In an upbeat assessment of President Trump’s health, White House physician Sean P. Conley specifically highlighted the new appearance of virus-fighting “IgG” antibodies in Trump’s blood Wednesday. But that positive test is almost certainly the test picking up the experimental antibody drug Trump received last week, not his immune system at work.
To aid his recovery, Trump received a powerful cocktail of two virus-fighting antibodies manufactured in a laboratory. The drug, made by Regeneron Pharmaceuticals, has been shown to help people whose immune systems have a slower or less robust response to the coronavirus.
“Given the volume of IgG antibodies delivered in our therapy, and the timing of these tests, it is likely that the second test is detecting REGN-COV2 antibodies,” said Hala Mirza, a spokeswoman for Regeneron.

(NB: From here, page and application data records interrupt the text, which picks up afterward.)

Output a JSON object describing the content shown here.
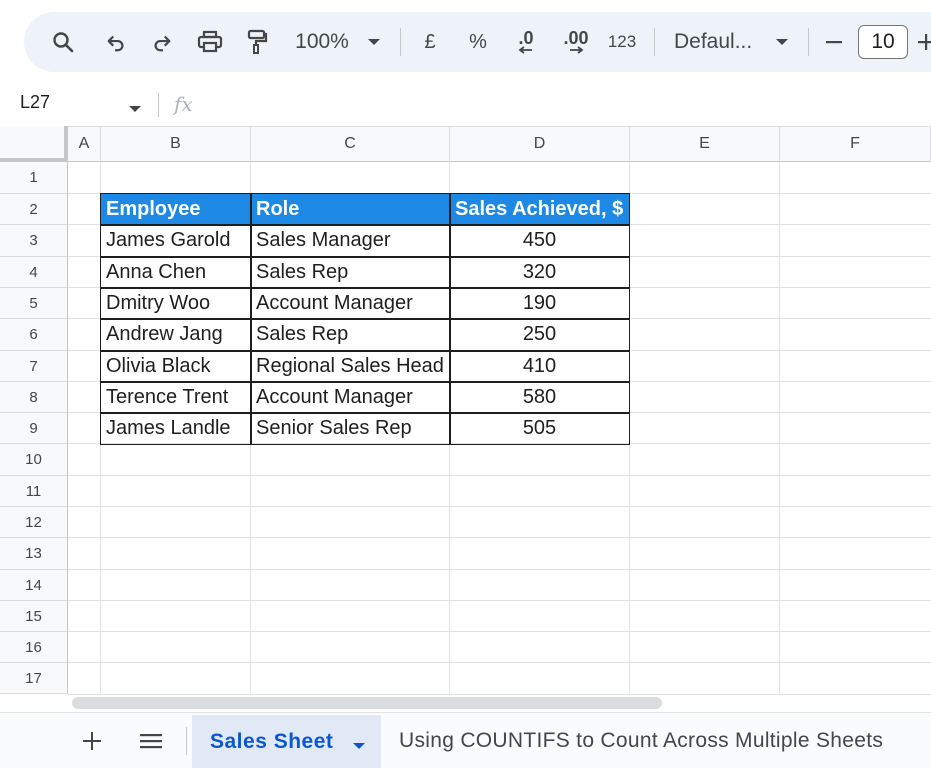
{
  "toolbar": {
    "zoom": "100%",
    "currency": "£",
    "percent": "%",
    "dec_decrease": ".0",
    "dec_increase": ".00",
    "number_format": "123",
    "font": "Defaul...",
    "font_size": "10"
  },
  "formula_bar": {
    "cell_ref": "L27",
    "fx": "fx"
  },
  "columns": [
    "A",
    "B",
    "C",
    "D",
    "E",
    "F"
  ],
  "rows": [
    "1",
    "2",
    "3",
    "4",
    "5",
    "6",
    "7",
    "8",
    "9",
    "10",
    "11",
    "12",
    "13",
    "14",
    "15",
    "16",
    "17"
  ],
  "table": {
    "headers": [
      "Employee",
      "Role",
      "Sales Achieved, $"
    ],
    "rows": [
      [
        "James Garold",
        "Sales Manager",
        "450"
      ],
      [
        "Anna Chen",
        "Sales Rep",
        "320"
      ],
      [
        "Dmitry Woo",
        "Account Manager",
        "190"
      ],
      [
        "Andrew Jang",
        "Sales Rep",
        "250"
      ],
      [
        "Olivia Black",
        "Regional Sales Head",
        "410"
      ],
      [
        "Terence Trent",
        "Account Manager",
        "580"
      ],
      [
        "James Landle",
        "Senior Sales Rep",
        "505"
      ]
    ]
  },
  "sheet_tabs": {
    "active": "Sales Sheet",
    "other": "Using COUNTIFS to Count Across Multiple Sheets"
  },
  "colors": {
    "header_fill": "#1e88e5",
    "active_tab_text": "#0b57d0",
    "toolbar_bg": "#eef2f9"
  }
}
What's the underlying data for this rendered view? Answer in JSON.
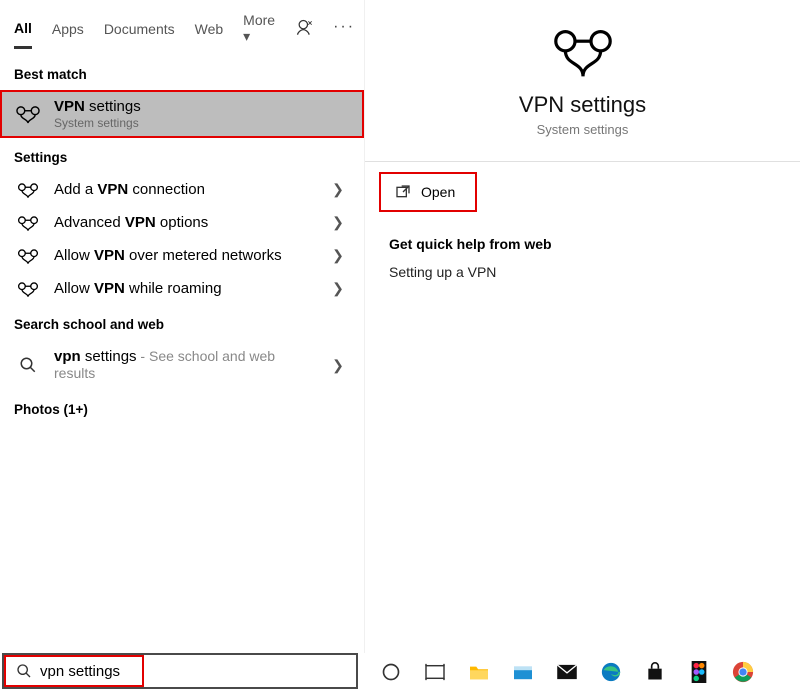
{
  "tabs": {
    "all": "All",
    "apps": "Apps",
    "documents": "Documents",
    "web": "Web",
    "more": "More"
  },
  "sections": {
    "best_match": "Best match",
    "settings": "Settings",
    "school_web": "Search school and web",
    "photos": "Photos (1+)"
  },
  "best_match": {
    "title_pre": "VPN",
    "title_post": " settings",
    "sub": "System settings"
  },
  "settings_list": [
    {
      "pre": "Add a ",
      "bold": "VPN",
      "post": " connection"
    },
    {
      "pre": "Advanced ",
      "bold": "VPN",
      "post": " options"
    },
    {
      "pre": "Allow ",
      "bold": "VPN",
      "post": " over metered networks"
    },
    {
      "pre": "Allow ",
      "bold": "VPN",
      "post": " while roaming"
    }
  ],
  "web_result": {
    "bold": "vpn",
    "post": " settings",
    "hint": " - See school and web results"
  },
  "preview": {
    "title": "VPN settings",
    "sub": "System settings",
    "open": "Open"
  },
  "help": {
    "title": "Get quick help from web",
    "item": "Setting up a VPN"
  },
  "search": {
    "value": "vpn settings"
  }
}
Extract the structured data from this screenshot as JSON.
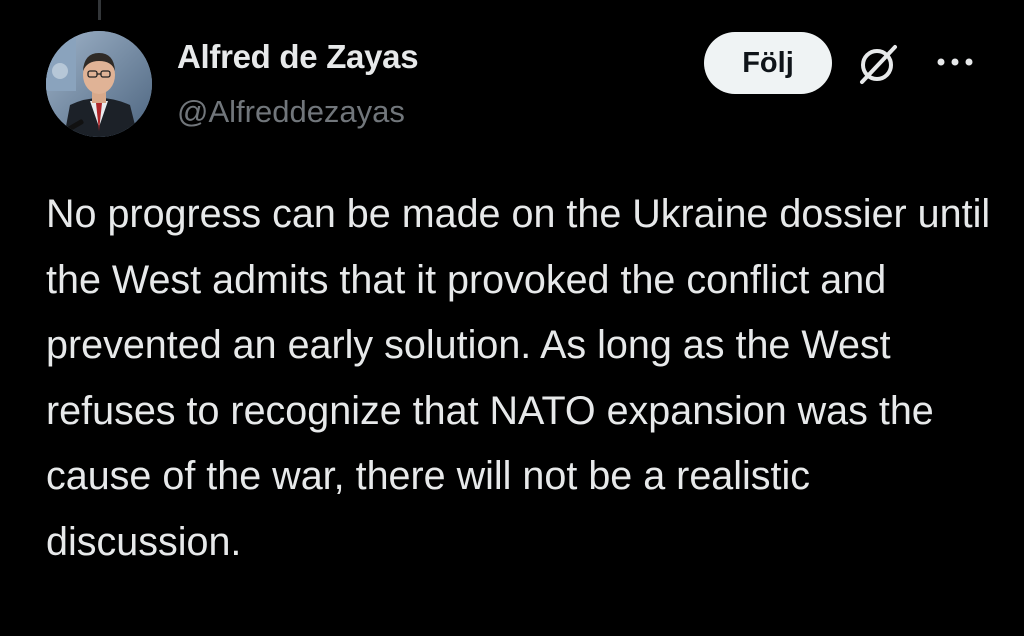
{
  "tweet": {
    "author": {
      "display_name": "Alfred de Zayas",
      "handle": "@Alfreddezayas"
    },
    "follow_label": "Följ",
    "icons": {
      "grok": "grok-icon",
      "more": "more-options-icon"
    },
    "text": "No progress can be made on the Ukraine dossier until the West admits that it provoked the conflict and prevented an early solution. As long as the West refuses to recognize that NATO expansion was the cause of the war, there will not be a realistic discussion."
  },
  "colors": {
    "background": "#000000",
    "text_primary": "#e7e9ea",
    "text_secondary": "#71767b",
    "button_bg": "#eff3f4",
    "button_text": "#0f1419"
  }
}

In his note, Conley presented the appearance of the antibodies — which were not present when Trump fell ill initially — as a notable sign of Trump’s recovery. But outside experts said that it typically takes more than a week for those antibodies to appear on their own, and the far more likely explanation is that the test picked up the drug the president was given, which has a long half-life.
Regeneron has reported that its antibody drug remains at high levels in the blood for as long as a month after it’s administered.
“President Trump received a huge dose of the Regeneron cocktail,” said Angela Rasmussen, a virologist at Columbia University. Running a typical test that looks for antibodies to the coronavirus spike protein, “they would be almost certain to get a [positive] result and consequently, would have some good news to share about the president’s condition.”